Gear Report: Homebrewed Components

Anyone who rides a single speed long enough will soon find themselves looking for replacement cogs and chainrings. I had since moved to a splined hub about a year ago and found swapping the rear cog to be much more friendlier. There is something about using a pipe wrench with a freewheel removal tool and a cheater bar that just left me feeling, let’s say, over-torqued.

Now that I’m free of freewheels, I quickly went out and bought some rear cogs. Good, mostly round blue-collar cogs. They worked great, moved the chain forward one tooth at a time, yada yada. Not sexy, but they generally aren’t supposed to be, right?  My long-termer Middleburn crankset from the UK never complained nor loosened but it was wearing out and it was looking iffy to spec another ring this side of the Atlantic anytime soon.
The drivetrain adds color to the otherwise paint-free bike.

Sometime last October I’d glanced at a basic, photo-driven quarter page ad in Mountain Flyer Magazine (excellent quarterly!) from Homebrewed Components. This relatively new, circa 2009-2010) one-man machine shop offered chainrings for the Middleburn crankset so I was instantly intrigued and ultimately sold. Homebrewed’s main picture was of a spiderless chainring for the Sram XO crankset. Unique.

The spiderless chainring that matches the Middleburn interface… Now that’s serving a niche market. Thanks HBC!

Using his easy-to-use dynamic Chainring Finder I quickly found my chainring/cog options for the Middleburn crank. I quickly got lost window shopping on the site and perused his bash rings and even read a tutorial on how to make your own chainring (which HBC was interviewed and published in Wired Magazine)

The only catch was the lead time…

Homebrewed Components (HBC) tries to fulfill orders in about 30 days but some orders ship out 45-60 days later according to online reports. I received my order about 45 days after the original purchase date. My credit card wasn’t processed until the product shipped so it kept the financial side of things tidy.

My simple order of a replacement aluminum Middleburn ring (32t) and aluminum rear cog (18t) shaved about 21 grams from the Lynskey. Not much, but it all counts doesn’t it? The rear cog alone knocked off 12 grams despite offering wider flanges to interface the freehub and prevent notching – which had already occurred as my old rear cog silently ate into the soft American Classic freehub body. Oh well…

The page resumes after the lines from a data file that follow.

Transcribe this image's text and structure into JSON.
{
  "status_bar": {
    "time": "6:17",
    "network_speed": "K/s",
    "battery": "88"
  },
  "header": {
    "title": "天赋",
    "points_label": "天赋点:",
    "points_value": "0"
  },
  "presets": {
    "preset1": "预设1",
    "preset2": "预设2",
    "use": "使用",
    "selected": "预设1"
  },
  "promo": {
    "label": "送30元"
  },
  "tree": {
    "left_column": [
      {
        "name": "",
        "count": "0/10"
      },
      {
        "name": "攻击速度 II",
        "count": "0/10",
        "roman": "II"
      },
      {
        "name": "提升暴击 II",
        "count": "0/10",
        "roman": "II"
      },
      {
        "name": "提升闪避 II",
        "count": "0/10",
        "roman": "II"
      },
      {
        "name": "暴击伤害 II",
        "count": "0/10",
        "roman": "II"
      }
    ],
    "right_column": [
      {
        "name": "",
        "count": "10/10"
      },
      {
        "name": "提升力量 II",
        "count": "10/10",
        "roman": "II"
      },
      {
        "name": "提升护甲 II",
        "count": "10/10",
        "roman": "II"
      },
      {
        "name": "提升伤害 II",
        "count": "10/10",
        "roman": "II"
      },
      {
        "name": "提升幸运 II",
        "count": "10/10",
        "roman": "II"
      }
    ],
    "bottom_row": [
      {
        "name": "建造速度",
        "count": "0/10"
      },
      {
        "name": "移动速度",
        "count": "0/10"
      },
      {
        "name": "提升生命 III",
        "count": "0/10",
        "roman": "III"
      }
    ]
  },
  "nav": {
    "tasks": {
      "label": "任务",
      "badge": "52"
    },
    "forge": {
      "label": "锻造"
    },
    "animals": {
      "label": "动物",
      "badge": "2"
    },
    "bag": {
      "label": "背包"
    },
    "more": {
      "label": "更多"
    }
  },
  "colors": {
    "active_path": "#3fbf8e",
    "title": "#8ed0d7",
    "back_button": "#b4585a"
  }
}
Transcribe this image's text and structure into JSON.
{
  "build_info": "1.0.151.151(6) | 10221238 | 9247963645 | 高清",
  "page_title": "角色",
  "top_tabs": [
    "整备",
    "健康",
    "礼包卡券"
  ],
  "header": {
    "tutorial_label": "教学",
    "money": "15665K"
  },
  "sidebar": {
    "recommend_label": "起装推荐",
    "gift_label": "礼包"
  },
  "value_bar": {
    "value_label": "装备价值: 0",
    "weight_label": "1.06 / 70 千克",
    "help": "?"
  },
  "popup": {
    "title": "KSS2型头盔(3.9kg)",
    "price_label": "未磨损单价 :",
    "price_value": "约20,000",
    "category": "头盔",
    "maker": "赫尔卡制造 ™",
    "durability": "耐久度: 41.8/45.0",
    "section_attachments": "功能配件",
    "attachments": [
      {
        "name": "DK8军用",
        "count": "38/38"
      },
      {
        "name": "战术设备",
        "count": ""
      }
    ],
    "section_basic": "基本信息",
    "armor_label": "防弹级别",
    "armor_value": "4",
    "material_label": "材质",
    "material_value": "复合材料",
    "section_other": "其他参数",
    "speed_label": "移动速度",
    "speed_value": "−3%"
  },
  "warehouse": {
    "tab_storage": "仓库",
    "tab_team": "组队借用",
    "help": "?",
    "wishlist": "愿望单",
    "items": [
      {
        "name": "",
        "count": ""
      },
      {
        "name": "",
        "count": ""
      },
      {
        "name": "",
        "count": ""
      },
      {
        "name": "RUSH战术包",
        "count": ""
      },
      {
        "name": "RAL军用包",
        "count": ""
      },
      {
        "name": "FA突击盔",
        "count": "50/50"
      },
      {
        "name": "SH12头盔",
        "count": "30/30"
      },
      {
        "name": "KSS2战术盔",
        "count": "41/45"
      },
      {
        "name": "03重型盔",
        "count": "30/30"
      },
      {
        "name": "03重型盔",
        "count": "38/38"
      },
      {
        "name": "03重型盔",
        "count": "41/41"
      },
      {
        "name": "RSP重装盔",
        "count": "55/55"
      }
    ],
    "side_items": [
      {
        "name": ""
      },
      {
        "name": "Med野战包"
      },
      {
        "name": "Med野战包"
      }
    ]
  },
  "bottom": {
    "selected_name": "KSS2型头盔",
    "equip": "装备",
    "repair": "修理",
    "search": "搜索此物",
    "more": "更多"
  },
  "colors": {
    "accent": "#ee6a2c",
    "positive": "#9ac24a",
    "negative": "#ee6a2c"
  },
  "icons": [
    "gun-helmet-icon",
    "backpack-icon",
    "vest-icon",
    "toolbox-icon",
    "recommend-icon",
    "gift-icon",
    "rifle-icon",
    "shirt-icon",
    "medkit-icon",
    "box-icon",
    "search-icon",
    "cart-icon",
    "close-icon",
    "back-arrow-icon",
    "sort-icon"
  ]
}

HBC offers an anodized rainbow of colors for you to choose from. I opted for the ‘safe’ shiny / red theme on the Lynskey so I ordered some Red up. But the orange sure looks awesome, too. When I opened the US Mail package the shiny rings looked like jewelry. They were both perfectly round. The craftsmanship is also top-notch. Knowing they were made buy a single guy in his personal shop might classify them as bike jewelry. ‘Merican-made to say the very least!

While the aluminum rear cog will wear much faster than titanium, you can buy two for the price of one… I wanted some color so that sent me over to the aluminum camp.

Not only do they does he offer aluminum rings but HBC also specializes in titanium and stainless rear cogs and titanium chainrings. Yes, they are more expensive ($105.00 avg) and are not available in any colors other than, er, titanium, but the rings will wear much, much longer than the more affordable $45.00 aluminum cogs. Color vs price vs longevity – oh, the problems of personalizing your bike. Better make a matrix chart and start analyzing.

The rings and cogs offer a narrow profile as I can attest: I unknowingly attached a 10 speed chain to the drivetrain and only discovered the error when the quick-connect wouldn’t quickly disconnect… at all. Whoops. The 10 speed chain tracks beautifully over the teeth so I’d say his 3/32″ tooth widths work just fine. Just remember to use a 9-speed chain with a quick-connect or a tried-and-true bombproof BMX chain.

I plan on ordering some more rear cogs in different sizes. I better order soon as I hear HBC continues to grow in popularity but is still a one-man shop. Think it through: If you want some functional bike candy for summer you’d better be dialing up your Internet radio signals and selecting your gear now.

The ‘virtual’ line is around the block leading to the door of this machine shop.

Highly recommended.